After hearing about Ryan Shay dying during the Olypmic Marathon Trials, or Chad Schieber dying during the Chicago Marathon, or any other runner that dies during a race or training, you may think that running is too dangerous an activity to be worth taking up. Ignoring the fact that training for and running a marathon makes you much healthier than you otherwise would be, if you can put such a strain on your heart that you die it can’t be worth it, right?
Wrong. Canadian researchers have determined that the act of having a marathon actually halves the number of deaths that would occur, because for every marathon death there is at least 2 motor vehicle deaths that are (statistically) averted. Nor are those deaths occurring on alternate routes.
The study examined 3,292,268 runners on 750 race days and 14 million hours of running and compared the number of deaths to the national data on traffic fatalities, estimating how many were expected to occur in the area on race day and checking the number that did occur.
Fewer than 1 in 100,000 people died while running a marathon, Dr. [Donald A.] Redelmeier and his colleagues reported.
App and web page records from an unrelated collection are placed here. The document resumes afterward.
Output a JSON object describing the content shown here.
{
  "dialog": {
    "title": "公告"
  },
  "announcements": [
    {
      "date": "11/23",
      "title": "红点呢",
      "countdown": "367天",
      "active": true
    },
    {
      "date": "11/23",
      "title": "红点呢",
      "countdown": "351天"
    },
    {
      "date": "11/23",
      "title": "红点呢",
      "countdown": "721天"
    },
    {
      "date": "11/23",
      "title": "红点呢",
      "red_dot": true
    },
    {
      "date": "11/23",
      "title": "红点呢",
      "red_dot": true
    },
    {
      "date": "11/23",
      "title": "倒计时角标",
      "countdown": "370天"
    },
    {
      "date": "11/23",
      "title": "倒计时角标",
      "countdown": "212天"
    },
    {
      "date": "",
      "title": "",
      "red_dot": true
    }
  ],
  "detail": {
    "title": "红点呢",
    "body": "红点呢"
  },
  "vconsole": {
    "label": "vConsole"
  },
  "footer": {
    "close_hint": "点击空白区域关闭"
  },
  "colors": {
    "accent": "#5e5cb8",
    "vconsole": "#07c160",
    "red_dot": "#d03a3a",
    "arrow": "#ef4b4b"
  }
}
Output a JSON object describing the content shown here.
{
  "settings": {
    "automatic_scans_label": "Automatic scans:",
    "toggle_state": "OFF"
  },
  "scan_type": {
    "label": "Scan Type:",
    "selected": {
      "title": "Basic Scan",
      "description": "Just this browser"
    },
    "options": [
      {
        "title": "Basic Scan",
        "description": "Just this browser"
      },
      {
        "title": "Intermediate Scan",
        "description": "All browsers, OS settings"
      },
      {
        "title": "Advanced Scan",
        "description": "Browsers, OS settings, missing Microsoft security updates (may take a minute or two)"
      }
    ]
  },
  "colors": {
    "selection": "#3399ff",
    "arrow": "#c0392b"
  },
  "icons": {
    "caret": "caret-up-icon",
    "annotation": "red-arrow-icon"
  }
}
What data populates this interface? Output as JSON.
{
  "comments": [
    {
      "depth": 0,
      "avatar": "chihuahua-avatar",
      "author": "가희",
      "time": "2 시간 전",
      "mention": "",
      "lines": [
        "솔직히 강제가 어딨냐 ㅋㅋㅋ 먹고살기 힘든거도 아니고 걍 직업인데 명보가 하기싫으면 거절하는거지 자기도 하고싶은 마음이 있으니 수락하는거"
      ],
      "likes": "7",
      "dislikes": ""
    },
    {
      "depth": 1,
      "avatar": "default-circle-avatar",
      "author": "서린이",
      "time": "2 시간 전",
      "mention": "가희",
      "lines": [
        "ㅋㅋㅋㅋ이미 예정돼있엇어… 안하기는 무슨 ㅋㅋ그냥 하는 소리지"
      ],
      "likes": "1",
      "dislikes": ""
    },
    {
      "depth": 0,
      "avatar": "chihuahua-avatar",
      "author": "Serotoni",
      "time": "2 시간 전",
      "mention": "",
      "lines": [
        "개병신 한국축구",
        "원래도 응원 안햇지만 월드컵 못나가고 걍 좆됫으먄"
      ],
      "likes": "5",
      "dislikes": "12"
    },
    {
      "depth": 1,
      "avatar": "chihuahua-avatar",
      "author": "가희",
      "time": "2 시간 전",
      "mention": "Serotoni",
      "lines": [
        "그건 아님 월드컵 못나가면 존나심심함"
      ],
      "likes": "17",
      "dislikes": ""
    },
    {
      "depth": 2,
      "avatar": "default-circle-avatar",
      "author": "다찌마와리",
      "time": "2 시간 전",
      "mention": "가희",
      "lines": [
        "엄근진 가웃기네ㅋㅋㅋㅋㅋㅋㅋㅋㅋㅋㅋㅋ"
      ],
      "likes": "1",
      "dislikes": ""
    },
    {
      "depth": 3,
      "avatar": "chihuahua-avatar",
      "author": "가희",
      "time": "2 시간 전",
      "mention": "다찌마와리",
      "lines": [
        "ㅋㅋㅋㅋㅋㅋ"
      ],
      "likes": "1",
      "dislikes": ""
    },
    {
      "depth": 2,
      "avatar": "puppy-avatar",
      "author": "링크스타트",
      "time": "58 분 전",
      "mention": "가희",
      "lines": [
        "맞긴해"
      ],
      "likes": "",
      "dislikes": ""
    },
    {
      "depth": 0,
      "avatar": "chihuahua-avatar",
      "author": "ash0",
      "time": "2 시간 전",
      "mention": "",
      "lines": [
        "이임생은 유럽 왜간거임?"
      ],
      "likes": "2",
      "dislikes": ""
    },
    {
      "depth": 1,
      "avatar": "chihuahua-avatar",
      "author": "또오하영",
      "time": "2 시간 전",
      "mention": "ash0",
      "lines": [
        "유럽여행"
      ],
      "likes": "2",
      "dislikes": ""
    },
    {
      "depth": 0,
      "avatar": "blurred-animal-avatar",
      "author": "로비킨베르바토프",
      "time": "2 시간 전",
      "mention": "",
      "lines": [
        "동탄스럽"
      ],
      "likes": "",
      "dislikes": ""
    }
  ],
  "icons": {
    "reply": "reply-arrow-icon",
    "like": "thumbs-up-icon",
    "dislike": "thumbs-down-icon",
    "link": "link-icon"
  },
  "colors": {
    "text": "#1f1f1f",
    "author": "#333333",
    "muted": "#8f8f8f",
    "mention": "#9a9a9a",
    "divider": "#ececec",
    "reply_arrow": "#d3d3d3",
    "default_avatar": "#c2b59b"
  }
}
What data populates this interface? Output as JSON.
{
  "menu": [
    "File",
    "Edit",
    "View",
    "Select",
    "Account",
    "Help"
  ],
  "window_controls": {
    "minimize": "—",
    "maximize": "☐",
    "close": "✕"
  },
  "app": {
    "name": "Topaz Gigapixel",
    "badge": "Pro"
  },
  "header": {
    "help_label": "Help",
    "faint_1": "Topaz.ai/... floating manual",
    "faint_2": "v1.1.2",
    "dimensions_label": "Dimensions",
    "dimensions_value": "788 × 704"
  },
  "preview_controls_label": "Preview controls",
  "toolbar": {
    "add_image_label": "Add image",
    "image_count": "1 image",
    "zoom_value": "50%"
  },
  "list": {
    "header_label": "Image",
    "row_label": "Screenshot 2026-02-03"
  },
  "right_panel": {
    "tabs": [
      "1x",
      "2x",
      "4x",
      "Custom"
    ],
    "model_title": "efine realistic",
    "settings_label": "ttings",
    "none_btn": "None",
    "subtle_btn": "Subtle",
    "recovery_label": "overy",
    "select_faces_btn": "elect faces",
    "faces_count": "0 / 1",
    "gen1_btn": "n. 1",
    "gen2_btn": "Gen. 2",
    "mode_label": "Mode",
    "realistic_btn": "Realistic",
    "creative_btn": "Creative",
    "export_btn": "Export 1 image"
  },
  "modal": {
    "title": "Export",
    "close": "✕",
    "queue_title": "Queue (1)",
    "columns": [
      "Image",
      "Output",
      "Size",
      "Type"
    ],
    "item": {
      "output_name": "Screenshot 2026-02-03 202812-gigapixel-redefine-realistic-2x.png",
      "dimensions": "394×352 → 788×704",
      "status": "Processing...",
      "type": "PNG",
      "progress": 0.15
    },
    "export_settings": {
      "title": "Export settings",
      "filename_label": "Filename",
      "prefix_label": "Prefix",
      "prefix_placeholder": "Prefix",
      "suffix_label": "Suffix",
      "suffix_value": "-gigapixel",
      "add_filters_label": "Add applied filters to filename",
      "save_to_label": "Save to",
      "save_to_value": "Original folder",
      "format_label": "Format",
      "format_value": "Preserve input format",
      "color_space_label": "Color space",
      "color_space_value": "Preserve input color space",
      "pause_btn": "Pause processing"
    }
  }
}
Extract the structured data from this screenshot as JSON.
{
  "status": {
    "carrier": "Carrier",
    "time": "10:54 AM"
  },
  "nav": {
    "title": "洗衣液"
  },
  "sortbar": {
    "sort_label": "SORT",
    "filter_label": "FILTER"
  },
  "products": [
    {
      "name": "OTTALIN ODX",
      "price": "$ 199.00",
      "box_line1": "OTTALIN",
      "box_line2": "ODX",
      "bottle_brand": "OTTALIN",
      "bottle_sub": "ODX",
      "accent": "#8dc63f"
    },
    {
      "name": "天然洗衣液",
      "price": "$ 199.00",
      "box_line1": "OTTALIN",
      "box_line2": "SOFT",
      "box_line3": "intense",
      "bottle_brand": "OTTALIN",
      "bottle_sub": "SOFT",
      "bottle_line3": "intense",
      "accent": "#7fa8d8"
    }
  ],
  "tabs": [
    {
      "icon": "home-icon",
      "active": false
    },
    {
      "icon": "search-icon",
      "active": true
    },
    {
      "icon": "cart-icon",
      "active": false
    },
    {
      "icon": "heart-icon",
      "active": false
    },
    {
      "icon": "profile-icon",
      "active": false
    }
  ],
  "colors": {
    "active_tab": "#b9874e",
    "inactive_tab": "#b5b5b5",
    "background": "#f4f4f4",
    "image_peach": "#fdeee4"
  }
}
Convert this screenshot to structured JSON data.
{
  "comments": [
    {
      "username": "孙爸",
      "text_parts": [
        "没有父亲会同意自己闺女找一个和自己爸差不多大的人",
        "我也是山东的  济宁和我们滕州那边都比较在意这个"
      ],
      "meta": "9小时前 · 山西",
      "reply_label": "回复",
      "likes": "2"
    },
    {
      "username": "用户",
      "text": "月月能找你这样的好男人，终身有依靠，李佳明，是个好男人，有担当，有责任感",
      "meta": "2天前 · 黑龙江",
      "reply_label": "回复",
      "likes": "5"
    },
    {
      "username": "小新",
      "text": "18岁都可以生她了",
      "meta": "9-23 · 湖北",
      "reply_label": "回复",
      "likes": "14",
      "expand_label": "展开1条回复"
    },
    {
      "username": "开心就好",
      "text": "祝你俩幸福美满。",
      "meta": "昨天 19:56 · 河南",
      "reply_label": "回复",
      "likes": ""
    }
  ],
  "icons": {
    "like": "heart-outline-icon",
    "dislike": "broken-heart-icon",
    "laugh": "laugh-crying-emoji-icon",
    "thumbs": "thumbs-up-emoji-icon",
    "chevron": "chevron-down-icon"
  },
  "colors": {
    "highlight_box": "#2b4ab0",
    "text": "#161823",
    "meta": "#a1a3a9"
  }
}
The chance that a middle-aged man — the typical marathon fatality — would die while running a marathon was about the same as the chance a middle-aged man would suddenly die anyway.
Dr. Thompson, the Hartford cardiologist, said there was another way of making the comparison. He noted that middle-aged men who run marathons are not typical of men their age. He said their risk of dying while running a marathon, while low, was nonetheless about seven times their risk of dying at other times.
This is an interesting study, because it provides a good reason for having marathons without talking about the individual benefits to the runners themselves. Running marathons actually provides a safety measure for the drivers that would normally be on the course.
So the next time that somebody tells you how dangerous it is for you to be running a marathon, you can tell them that you are running it to keep them safe for the day.
(Source: New York Times)